Page 9 of 9
Yampa Valley
Piecemakers
Back Page Story Headline
Quilt Guild
P.O. Box 1578
Craig Co, 81626
Lorrae Moon
President
970-824-9568
Cindy Looper
Vice President
Roxanne Vailette
Secretary
Eva Hinkle
Treasure
970-824242
Donna Carter
Historian
Weíre on the Web!
See us at:
www.yvpmquiltguild.com
YVPM
P.O. Box 1578
Craig Co., 81626
.
Don’t forget to renew your membership.
Dues remain at $20.00 (with an e-mailed newsletter)
And $25.00 for a postage service mailed newsletter.
We have had many e-mail messages returned which is a concern, since we
communicate so much information by e-mail.
Therefore we are asking that all membership renewals include an updated

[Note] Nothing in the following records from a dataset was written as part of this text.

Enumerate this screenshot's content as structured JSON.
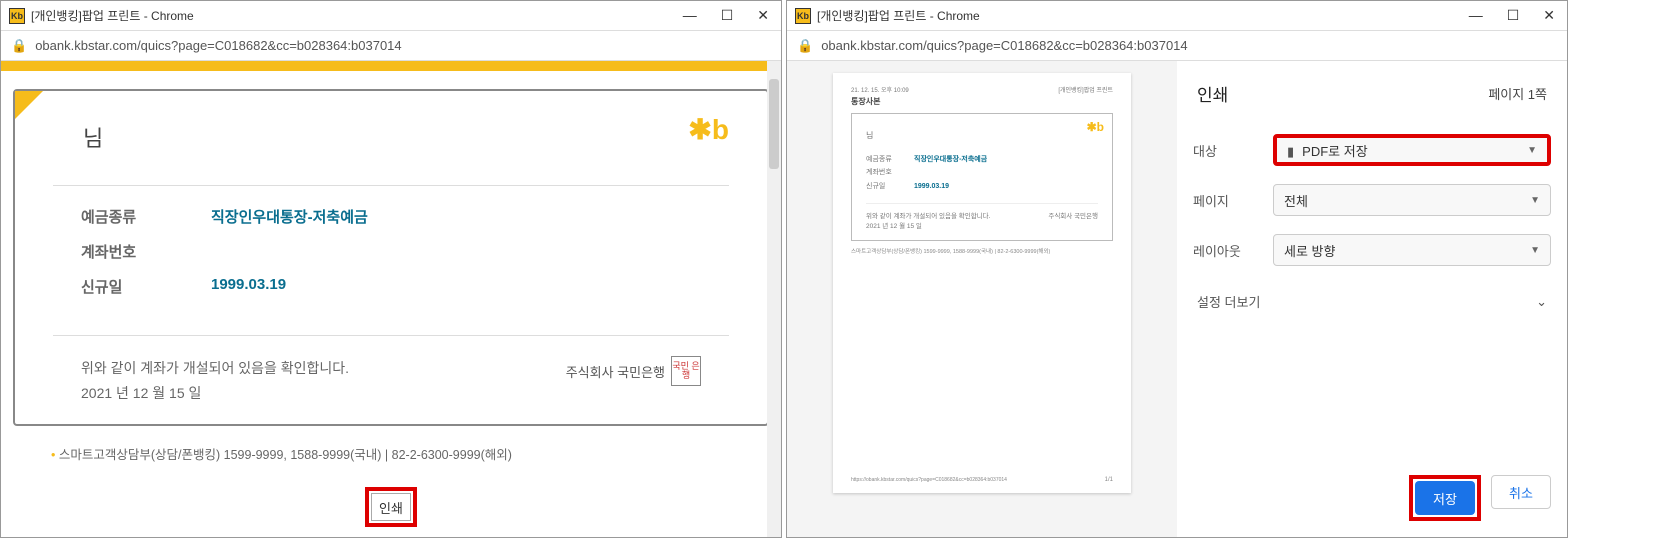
{
  "left": {
    "title": "[개인뱅킹]팝업 프린트 - Chrome",
    "url": "obank.kbstar.com/quics?page=C018682&cc=b028364:b037014",
    "greet": "님",
    "rows": {
      "type_lbl": "예금종류",
      "type_val": "직장인우대통장-저축예금",
      "acct_lbl": "계좌번호",
      "date_lbl": "신규일",
      "date_val": "1999.03.19"
    },
    "confirm1": "위와 같이 계좌가 개설되어 있음을 확인합니다.",
    "confirm2": "2021 년 12 월 15 일",
    "bankname": "주식회사 국민은행",
    "seal": "국민\n은행",
    "footer": "스마트고객상담부(상담/폰뱅킹) 1599-9999, 1588-9999(국내) | 82-2-6300-9999(해외)",
    "printbtn": "인쇄"
  },
  "right": {
    "title": "[개인뱅킹]팝업 프린트 - Chrome",
    "url": "obank.kbstar.com/quics?page=C018682&cc=b028364:b037014",
    "preview": {
      "timestamp": "21. 12. 15. 오후 10:09",
      "header_r": "[개인뱅킹]팝업 프린트",
      "doctitle": "통장사본",
      "greet": "님",
      "r1l": "예금종류",
      "r1v": "직장인우대통장-저축예금",
      "r2l": "계좌번호",
      "r3l": "신규일",
      "r3v": "1999.03.19",
      "conf1": "위와 같이 계좌가 개설되어 있음을 확인합니다.",
      "conf2": "2021 년 12 월 15 일",
      "bank": "주식회사 국민은행",
      "foot": "스마트고객상담부(상담/폰뱅킹) 1599-9999, 1588-9999(국내) | 82-2-6300-9999(해외)",
      "prevurl": "https://obank.kbstar.com/quics?page=C018682&cc=b028364:b037014",
      "pagenum": "1/1"
    },
    "panel": {
      "title": "인쇄",
      "pagecount": "페이지 1쪽",
      "dest_lbl": "대상",
      "dest_val": "PDF로 저장",
      "pages_lbl": "페이지",
      "pages_val": "전체",
      "layout_lbl": "레이아웃",
      "layout_val": "세로 방향",
      "more": "설정 더보기",
      "save": "저장",
      "cancel": "취소"
    }
  }
}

Membership form. You can pick a form up at the January meeting or
Download one from our website at www.yvpmquiltguild.com.